As it pretty much always was during the Space Age of the Cold War, the United States was working on something similar. In the early 1980s, a middle schooler from Indiana named John Vellinger designed a science experiment to study how microgravity effected the development of chicken embryos. It was presented at a competition hosted by NASA and the National Science Teachers Association and won. The space agency began hunting for a corporate sponsor to provide funding for the experiment to fly in space. By the time Vellinger was a freshman at Purdue University, NASA arranged for him to pitch his idea to the fast-food giant Kentucky Fried Chicken (KFC). They ate it up.
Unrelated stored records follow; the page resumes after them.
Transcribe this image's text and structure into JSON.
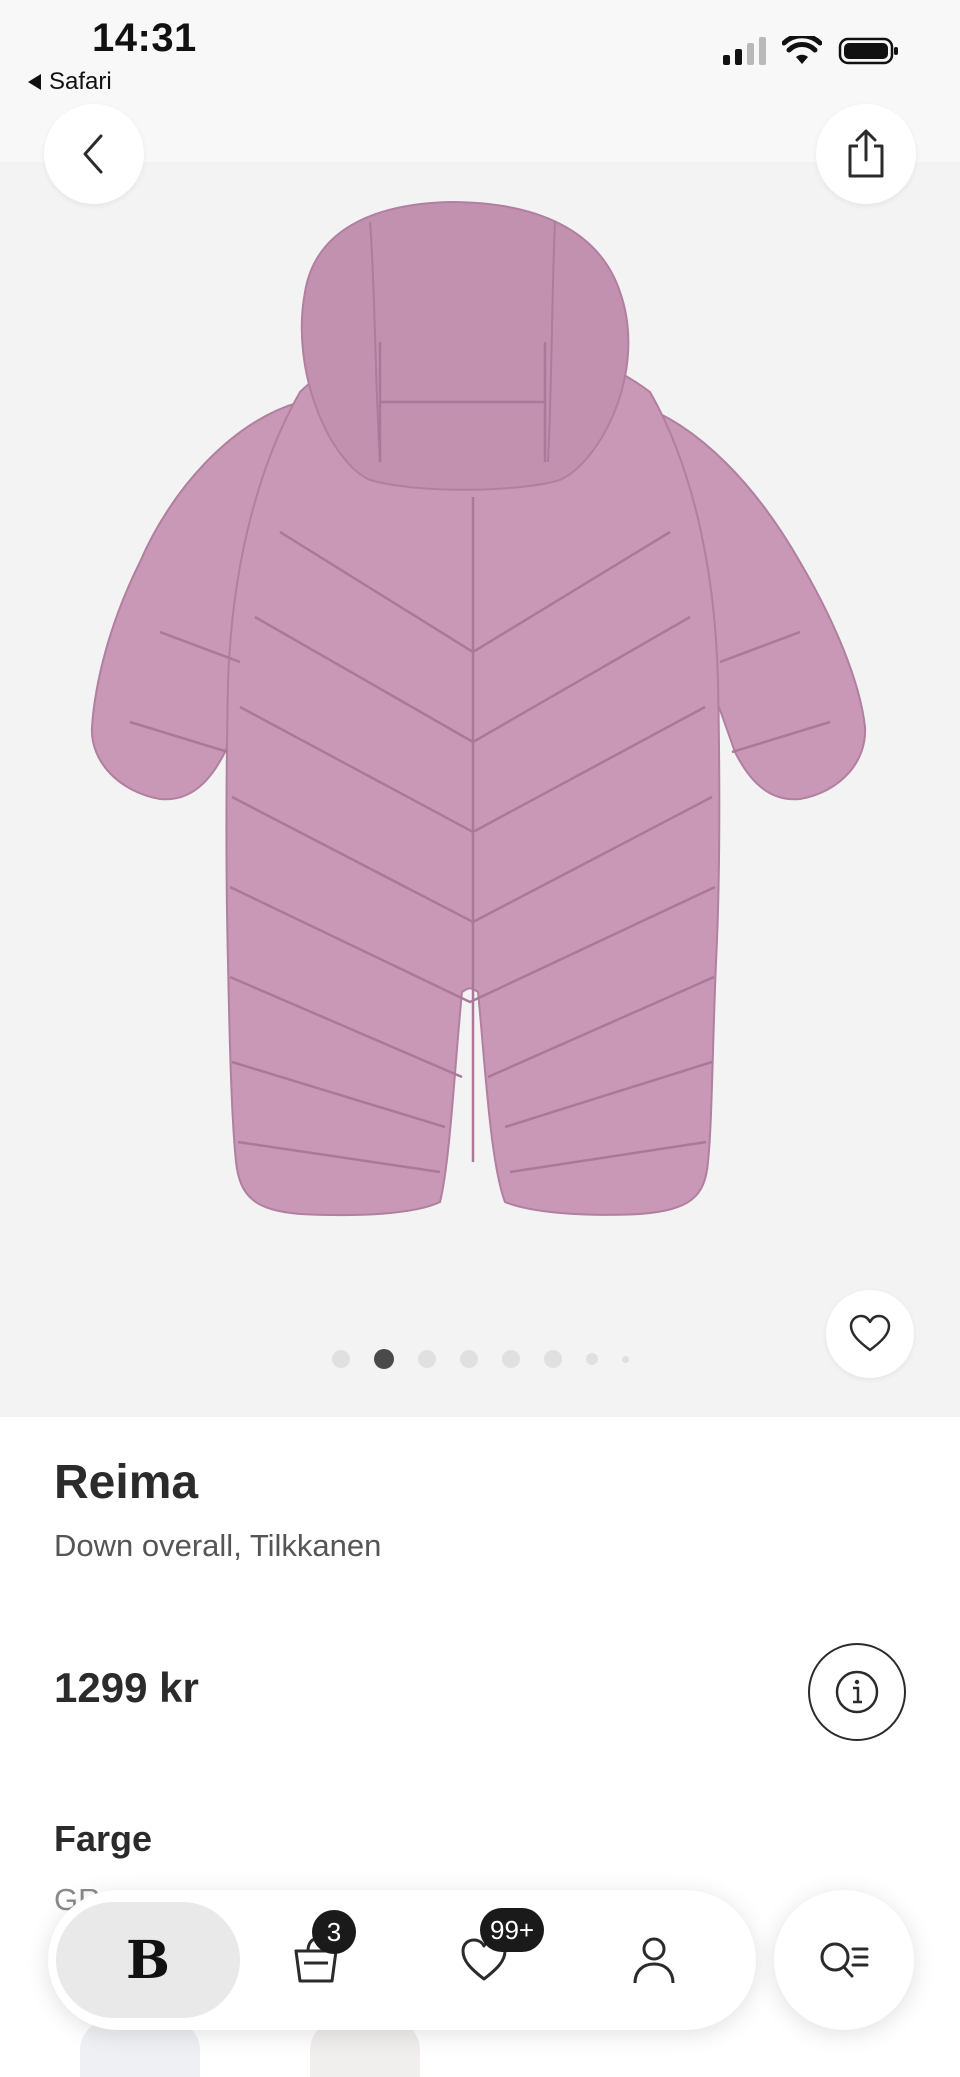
{
  "status_bar": {
    "time": "14:31",
    "back_app": "Safari"
  },
  "gallery": {
    "image_count": 8,
    "active_index": 1,
    "product_color": "#c596b3"
  },
  "product": {
    "brand": "Reima",
    "name": "Down overall, Tilkkanen",
    "price": "1299 kr",
    "color_label": "Farge",
    "color_value": "GR"
  },
  "bottom_nav": {
    "home_label": "B",
    "cart_badge": "3",
    "favorites_badge": "99+"
  },
  "icons": {
    "back": "chevron-left-icon",
    "share": "share-icon",
    "favorite": "heart-icon",
    "info": "info-icon",
    "cart": "bag-icon",
    "wishlist": "heart-icon",
    "account": "person-icon",
    "search": "search-menu-icon"
  }
}
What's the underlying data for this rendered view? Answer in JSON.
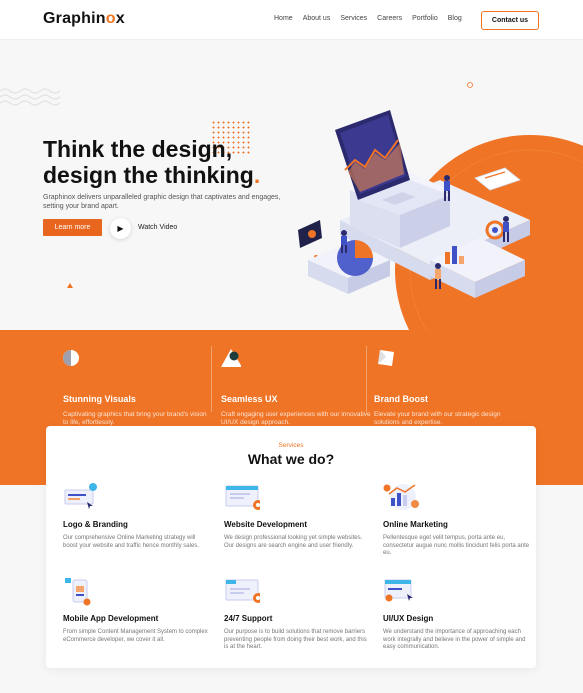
{
  "header": {
    "logo": "Graphinox",
    "nav": [
      "Home",
      "About us",
      "Services",
      "Careers",
      "Portfolio",
      "Blog"
    ],
    "contact_label": "Contact us"
  },
  "hero": {
    "title_line1": "Think the design,",
    "title_line2": "design the thinking",
    "title_dot": ".",
    "description": "Graphinox delivers unparalleled graphic design that captivates and engages, setting your brand apart.",
    "learn_more": "Learn more",
    "watch_video": "Watch Video"
  },
  "features": [
    {
      "title": "Stunning Visuals",
      "desc": "Captivating graphics that bring your brand's vision to life, effortlessly."
    },
    {
      "title": "Seamless UX",
      "desc": "Craft engaging user experiences with our innovative UI/UX design approach."
    },
    {
      "title": "Brand Boost",
      "desc": "Elevate your brand with our strategic design solutions and expertise."
    }
  ],
  "services": {
    "kicker": "Services",
    "title": "What we do?",
    "items": [
      {
        "title": "Logo & Branding",
        "desc": "Our comprehensive Online Marketing strategy will boost your website and traffic hence monthly sales."
      },
      {
        "title": "Website Development",
        "desc": "We design professional looking yet simple websites. Our designs are search engine and user friendly."
      },
      {
        "title": "Online Marketing",
        "desc": "Pellentesque eget velit tempus, porta ante eu, consectetur augue nunc mollis tincidunt felis porta ante eu."
      },
      {
        "title": "Mobile App Development",
        "desc": "From simple Content Management System to complex eCommerce developer, we cover it all."
      },
      {
        "title": "24/7 Support",
        "desc": "Our purpose is to build solutions that remove barriers preventing people from doing their best work, and this is at the heart."
      },
      {
        "title": "UI/UX Design",
        "desc": "We understand the importance of approaching each work integrally and believe in the power of simple and easy communication."
      }
    ]
  },
  "colors": {
    "accent": "#ef7426",
    "text": "#111111"
  }
}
Chix in Space, officially called the Chicken Embryo Development in Space experiment, initially consisted of twelve fertilized chicken eggs nested in an incubator. Normally on Earth eggs need to be turned periodically by a hen because gravity pulls the yolk to the bottom of the shell. This led Vellinger to wonder whether a zero gravity environment would change the way embryos needed to be cared for. KFC provided one of their engineers, Mark Deuser, to help Vellinger construct the incubator. The experiment consisted of twelve White Leghorn chicken eggs fertilized immediately before launch. Eight would be exposed to microgravity and radiation while in orbit with the remaining four were housed in lead shielding to minimize radiation exposure. Vellinger would attend to a dozen control eggs back on Earth. Chix in Space launched on Challenger STS-51-L on January 28, 1986. Payload specialist and soon-to-be first teacher in space Christa McAuliffe was in charge of the experiment. At T+73 seconds after liftoff, however, Space Shuttle Challenger broke apart and the lives of all seven crew members and twelve embryos were lost.
Vellinger with his Chix in Space incubator (KFC)
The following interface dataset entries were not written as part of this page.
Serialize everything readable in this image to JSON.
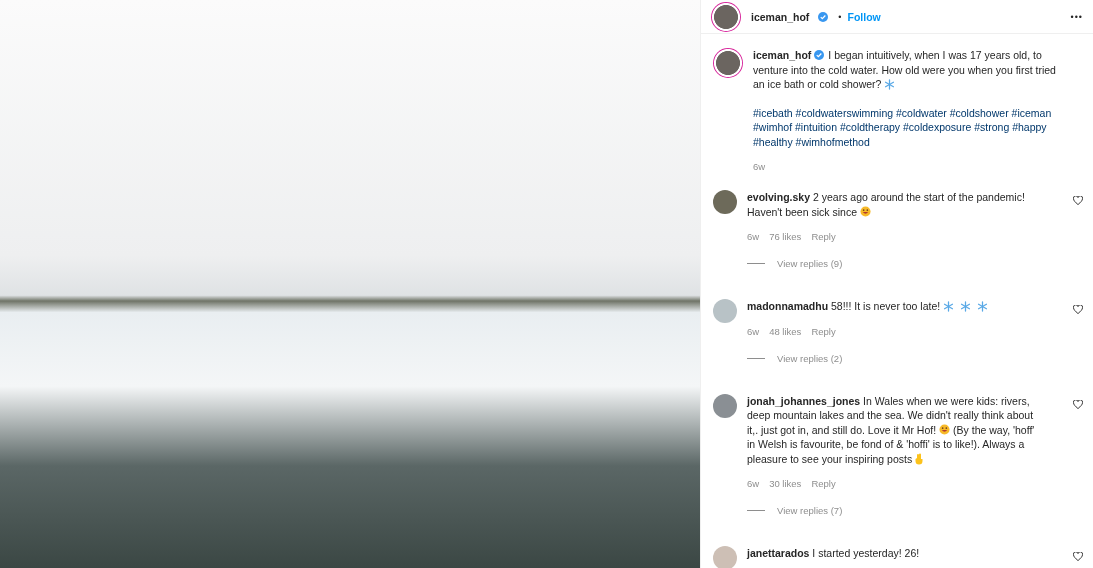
{
  "post": {
    "username": "iceman_hof",
    "verified": true,
    "separator": "•",
    "follow": "Follow",
    "more": "•••"
  },
  "caption": {
    "username": "iceman_hof",
    "verified": true,
    "lines": [
      {
        "segments": [
          {
            "kind": "text",
            "text": "I began intuitively, when I was 17 years old, to"
          }
        ]
      },
      {
        "segments": [
          {
            "kind": "text",
            "text": "venture into the cold water. How old were you when you first tried"
          }
        ]
      },
      {
        "segments": [
          {
            "kind": "text",
            "text": "an ice bath or cold shower?"
          },
          {
            "kind": "snowflake"
          }
        ]
      }
    ],
    "hashtags": "#icebath #coldwaterswimming #coldwater #coldshower #iceman #wimhof #intuition #coldtherapy #coldexposure #strong #happy #healthy #wimhofmethod",
    "time": "6w"
  },
  "comments": [
    {
      "lines": [
        {
          "segments": [
            {
              "kind": "text",
              "text": "**evolving.sky** 2 years ago around the start of the pandemic!"
            }
          ]
        },
        {
          "segments": [
            {
              "kind": "text",
              "text": "Haven't been sick since"
            },
            {
              "kind": "smiley"
            }
          ]
        }
      ],
      "time": "6w",
      "likes": "76 likes",
      "reply": "Reply",
      "view_replies": "View replies (9)",
      "liked": false
    },
    {
      "lines": [
        {
          "segments": [
            {
              "kind": "text",
              "text": "**madonnamadhu** 58!!! It is never too late!"
            },
            {
              "kind": "snowflake"
            },
            {
              "kind": "snowflake"
            },
            {
              "kind": "snowflake"
            }
          ]
        }
      ],
      "time": "6w",
      "likes": "48 likes",
      "reply": "Reply",
      "view_replies": "View replies (2)",
      "liked": false
    },
    {
      "lines": [
        {
          "segments": [
            {
              "kind": "text",
              "text": "**jonah_johannes_jones** In Wales when we were kids: rivers,"
            }
          ]
        },
        {
          "segments": [
            {
              "kind": "text",
              "text": "deep mountain lakes and the sea. We didn't really think about"
            }
          ]
        },
        {
          "segments": [
            {
              "kind": "text",
              "text": "it,. just got in, and still do. Love it Mr Hof!"
            },
            {
              "kind": "smiley"
            },
            {
              "kind": "text",
              "text": "(By the way, 'hoff'"
            }
          ]
        },
        {
          "segments": [
            {
              "kind": "text",
              "text": "in Welsh is favourite, be fond of & 'hoffi' is to like!). Always a"
            }
          ]
        },
        {
          "segments": [
            {
              "kind": "text",
              "text": "pleasure to see your inspiring posts"
            },
            {
              "kind": "hand"
            }
          ]
        }
      ],
      "time": "6w",
      "likes": "30 likes",
      "reply": "Reply",
      "view_replies": "View replies (7)",
      "liked": false
    },
    {
      "lines": [
        {
          "segments": [
            {
              "kind": "text",
              "text": "**janettarados** I started yesterday! 26!"
            }
          ]
        }
      ],
      "liked": false
    }
  ]
}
Fortunately for Vellinger, NASA and KFC were still interested in his experiment and allowed him and his team to reconstruct the one that was lost. Thirty-two fertilized eggs were flown into space three years later on Discovery STS-29. Half the embryos were fertilized nine days before launch while the other half were fertilized only two days before launch. This was so they could be studied at different stages of development. The mission launched on March 13, 1989 and orbited the Earth for five days. A week after return, the first chick hatched. He was named Kentucky and lived out the rest of his days at the Louisville Zoo in Louisville, Kentucky. He was one of eight space chicks who had survived the trip. According to Vellinger, all eight were from the batch that fertilized nine days before launch.
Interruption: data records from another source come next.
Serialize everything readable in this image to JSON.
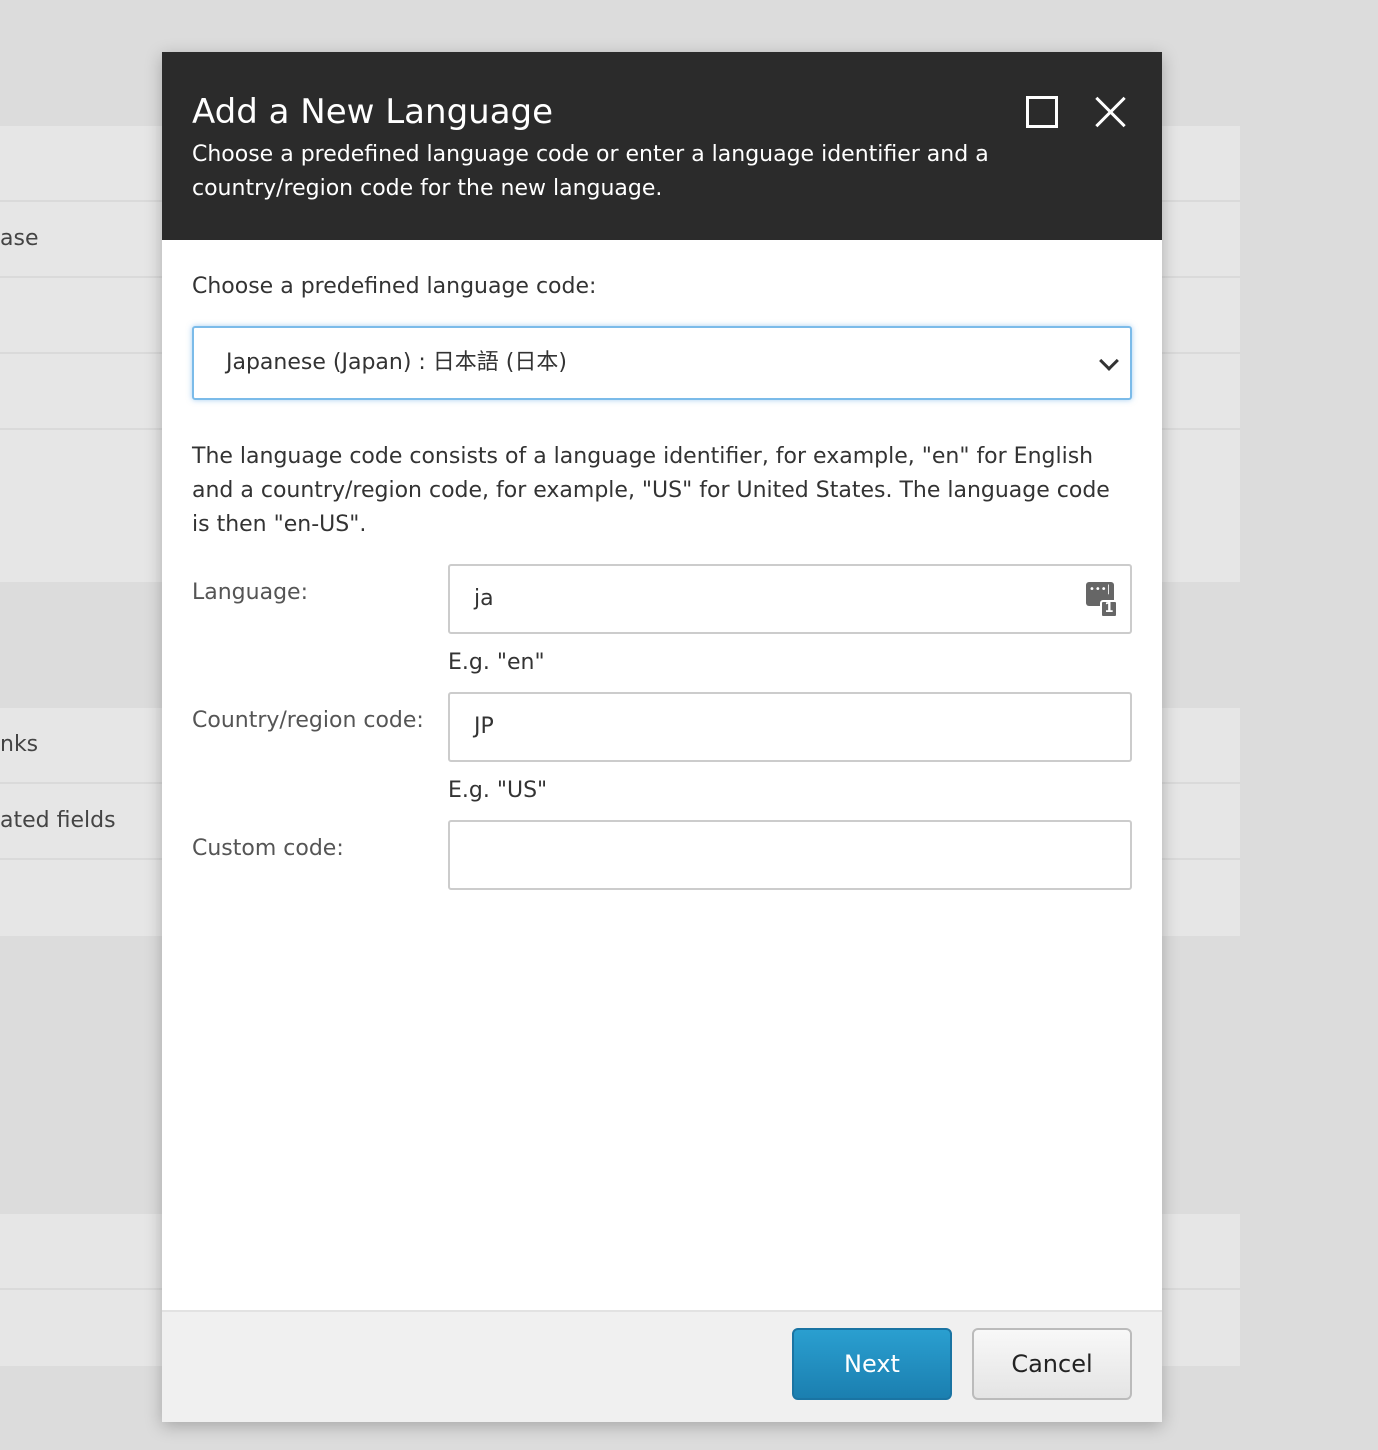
{
  "background": {
    "rows": [
      "ase",
      "nks",
      "ated fields"
    ]
  },
  "dialog": {
    "title": "Add a New Language",
    "subtitle": "Choose a predefined language code or enter a language identifier and a country/region code for the new language.",
    "predefined_label": "Choose a predefined language code:",
    "predefined_value": "Japanese (Japan) : 日本語 (日本)",
    "description": "The language code consists of a language identifier, for example, \"en\" for English and a country/region code, for example, \"US\" for United States. The language code is then \"en-US\".",
    "language": {
      "label": "Language:",
      "value": "ja",
      "hint": "E.g. \"en\"",
      "icon_badge": "1"
    },
    "country": {
      "label": "Country/region code:",
      "value": "JP",
      "hint": "E.g. \"US\""
    },
    "custom": {
      "label": "Custom code:",
      "value": ""
    },
    "next_label": "Next",
    "cancel_label": "Cancel"
  },
  "colors": {
    "accent": "#1f8ec2",
    "header": "#2b2b2b"
  }
}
STS-29 pilot and Purdue graduate John Blaha operating the experiment in orbit (NASA)
Today, the Chix in Space incubator is on display at the Cosmosphere Museum in Hutchinson, Kansas. Vellinger and Deuser cofounded the Louisville-based company Techshot, Inc., a company that develops payloads for space-based research. Their devices flew on later Shuttle missions as well as SpaceX Dragon spacecraft. One in particular that is similar to Chix in Space is NASA's Rodent Research hardware, which studies mice on board the International Space Station. No birds have flown in space since, but Chix in Space paved the way for future experiments on how microgravity and radiation effect the miracle of life.
Author's Note: Please take time today, no matter which day it is, to honor the memories of those who gave their lives for the exploration of space. May humankind continue the exploration of space in their honor.
"The future doesn't belong to the fainthearted; it belongs to the brave." -Ronald Reagan
Pearlman, Robert. “When KFC *Actually* Went to Space: Before Zinger 1, There Was 'Chix in Space': CollectSPACE.” CollectSPACE.com, 29 June 2017, www.collectspace.com/news/news-062917a-kfc-zinger-chix-space-mission.html.
Pike, Jared. “John Vellinger: From Chix in Space to a Company in Space.” Purdue University, www.purdue.edu/space/features/chix-09-2018.php.
Valentine, Katie. “The Amazing Story of the Cold War Space-Egg Race.” Audubon, 15 Dec. 2017, www.audubon.org/news/the-amazing-story-cold-war-space-egg-race.